### Your objective
Give the data again exactly as it is written.

### Extracted entries
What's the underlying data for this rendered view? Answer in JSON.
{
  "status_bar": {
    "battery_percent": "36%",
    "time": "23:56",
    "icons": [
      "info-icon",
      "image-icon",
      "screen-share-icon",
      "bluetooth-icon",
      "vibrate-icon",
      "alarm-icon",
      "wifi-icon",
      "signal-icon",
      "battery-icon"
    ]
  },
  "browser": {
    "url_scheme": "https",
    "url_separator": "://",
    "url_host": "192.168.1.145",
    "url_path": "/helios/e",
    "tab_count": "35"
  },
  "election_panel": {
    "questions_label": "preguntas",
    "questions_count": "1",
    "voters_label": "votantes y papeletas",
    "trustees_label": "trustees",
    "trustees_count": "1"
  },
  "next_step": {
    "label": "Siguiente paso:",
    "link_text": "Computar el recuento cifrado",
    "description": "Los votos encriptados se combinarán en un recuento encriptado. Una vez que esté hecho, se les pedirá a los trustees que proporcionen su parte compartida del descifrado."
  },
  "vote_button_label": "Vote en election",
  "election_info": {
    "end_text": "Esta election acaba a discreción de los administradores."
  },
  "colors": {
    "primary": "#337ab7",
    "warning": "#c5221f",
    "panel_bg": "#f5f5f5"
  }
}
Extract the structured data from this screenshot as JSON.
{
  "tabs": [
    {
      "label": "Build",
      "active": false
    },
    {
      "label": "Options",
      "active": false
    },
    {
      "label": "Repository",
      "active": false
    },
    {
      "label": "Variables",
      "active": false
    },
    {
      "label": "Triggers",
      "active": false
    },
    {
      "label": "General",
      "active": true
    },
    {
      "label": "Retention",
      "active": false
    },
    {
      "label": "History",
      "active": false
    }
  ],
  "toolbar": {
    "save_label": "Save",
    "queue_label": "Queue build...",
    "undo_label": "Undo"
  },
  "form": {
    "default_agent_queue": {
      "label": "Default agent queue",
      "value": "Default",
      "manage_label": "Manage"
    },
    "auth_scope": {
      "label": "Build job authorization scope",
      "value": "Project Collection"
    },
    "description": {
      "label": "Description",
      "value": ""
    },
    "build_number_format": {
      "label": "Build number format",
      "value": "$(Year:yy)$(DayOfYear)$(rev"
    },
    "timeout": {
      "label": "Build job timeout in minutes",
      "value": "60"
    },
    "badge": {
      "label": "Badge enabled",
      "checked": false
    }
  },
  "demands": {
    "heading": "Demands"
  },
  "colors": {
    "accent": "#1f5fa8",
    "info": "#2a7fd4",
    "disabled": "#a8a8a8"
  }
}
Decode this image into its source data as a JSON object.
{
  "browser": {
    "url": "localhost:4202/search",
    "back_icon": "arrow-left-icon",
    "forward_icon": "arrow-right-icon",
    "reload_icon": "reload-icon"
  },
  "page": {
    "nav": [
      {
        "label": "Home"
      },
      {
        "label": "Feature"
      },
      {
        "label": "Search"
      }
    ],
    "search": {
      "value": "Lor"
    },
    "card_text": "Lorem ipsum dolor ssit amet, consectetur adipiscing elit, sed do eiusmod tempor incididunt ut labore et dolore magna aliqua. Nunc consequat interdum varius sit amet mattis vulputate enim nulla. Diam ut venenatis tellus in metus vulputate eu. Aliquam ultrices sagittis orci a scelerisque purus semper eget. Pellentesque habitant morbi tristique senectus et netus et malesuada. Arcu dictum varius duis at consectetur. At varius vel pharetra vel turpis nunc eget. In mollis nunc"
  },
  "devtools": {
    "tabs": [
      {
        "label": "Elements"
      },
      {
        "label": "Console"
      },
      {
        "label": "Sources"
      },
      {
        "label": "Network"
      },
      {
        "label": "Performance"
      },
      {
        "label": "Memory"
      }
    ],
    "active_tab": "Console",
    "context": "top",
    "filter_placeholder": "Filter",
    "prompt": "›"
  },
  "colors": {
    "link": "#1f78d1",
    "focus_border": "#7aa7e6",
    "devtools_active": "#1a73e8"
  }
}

### Exercise output
What's the underlying data for this rendered view? Answer in JSON.
{
  "status_bar": {
    "battery_percent": "36%",
    "time": "23:56",
    "icons": [
      "info-icon",
      "image-icon",
      "screen-share-icon",
      "bluetooth-icon",
      "vibrate-icon",
      "alarm-icon",
      "wifi-icon",
      "signal-icon",
      "battery-icon"
    ]
  },
  "browser": {
    "url_scheme": "https",
    "url_separator": "://",
    "url_host": "192.168.1.145",
    "url_path": "/helios/e",
    "tab_count": "35"
  },
  "election_panel": {
    "questions_label": "preguntas",
    "questions_count": "1",
    "voters_label": "votantes y papeletas",
    "trustees_label": "trustees",
    "trustees_count": "1"
  },
  "next_step": {
    "label": "Siguiente paso:",
    "link_text": "Computar el recuento cifrado",
    "description": "Los votos encriptados se combinarán en un recuento encriptado. Una vez que esté hecho, se les pedirá a los trustees que proporcionen su parte compartida del descifrado."
  },
  "vote_button_label": "Vote en election",
  "election_info": {
    "end_text": "Esta election acaba a discreción de los administradores."
  },
  "colors": {
    "primary": "#337ab7",
    "warning": "#c5221f",
    "panel_bg": "#f5f5f5"
  }
}
Extract the structured data from this screenshot as JSON.
{
  "tabs": [
    {
      "label": "Build",
      "active": false
    },
    {
      "label": "Options",
      "active": false
    },
    {
      "label": "Repository",
      "active": false
    },
    {
      "label": "Variables",
      "active": false
    },
    {
      "label": "Triggers",
      "active": false
    },
    {
      "label": "General",
      "active": true
    },
    {
      "label": "Retention",
      "active": false
    },
    {
      "label": "History",
      "active": false
    }
  ],
  "toolbar": {
    "save_label": "Save",
    "queue_label": "Queue build...",
    "undo_label": "Undo"
  },
  "form": {
    "default_agent_queue": {
      "label": "Default agent queue",
      "value": "Default",
      "manage_label": "Manage"
    },
    "auth_scope": {
      "label": "Build job authorization scope",
      "value": "Project Collection"
    },
    "description": {
      "label": "Description",
      "value": ""
    },
    "build_number_format": {
      "label": "Build number format",
      "value": "$(Year:yy)$(DayOfYear)$(rev"
    },
    "timeout": {
      "label": "Build job timeout in minutes",
      "value": "60"
    },
    "badge": {
      "label": "Badge enabled",
      "checked": false
    }
  },
  "demands": {
    "heading": "Demands"
  },
  "colors": {
    "accent": "#1f5fa8",
    "info": "#2a7fd4",
    "disabled": "#a8a8a8"
  }
}
Decode this image into its source data as a JSON object.
{
  "browser": {
    "url": "localhost:4202/search",
    "back_icon": "arrow-left-icon",
    "forward_icon": "arrow-right-icon",
    "reload_icon": "reload-icon"
  },
  "page": {
    "nav": [
      {
        "label": "Home"
      },
      {
        "label": "Feature"
      },
      {
        "label": "Search"
      }
    ],
    "search": {
      "value": "Lor"
    },
    "card_text": "Lorem ipsum dolor ssit amet, consectetur adipiscing elit, sed do eiusmod tempor incididunt ut labore et dolore magna aliqua. Nunc consequat interdum varius sit amet mattis vulputate enim nulla. Diam ut venenatis tellus in metus vulputate eu. Aliquam ultrices sagittis orci a scelerisque purus semper eget. Pellentesque habitant morbi tristique senectus et netus et malesuada. Arcu dictum varius duis at consectetur. At varius vel pharetra vel turpis nunc eget. In mollis nunc"
  },
  "devtools": {
    "tabs": [
      {
        "label": "Elements"
      },
      {
        "label": "Console"
      },
      {
        "label": "Sources"
      },
      {
        "label": "Network"
      },
      {
        "label": "Performance"
      },
      {
        "label": "Memory"
      }
    ],
    "active_tab": "Console",
    "context": "top",
    "filter_placeholder": "Filter",
    "prompt": "›"
  },
  "colors": {
    "link": "#1f78d1",
    "focus_border": "#7aa7e6",
    "devtools_active": "#1a73e8"
  }
}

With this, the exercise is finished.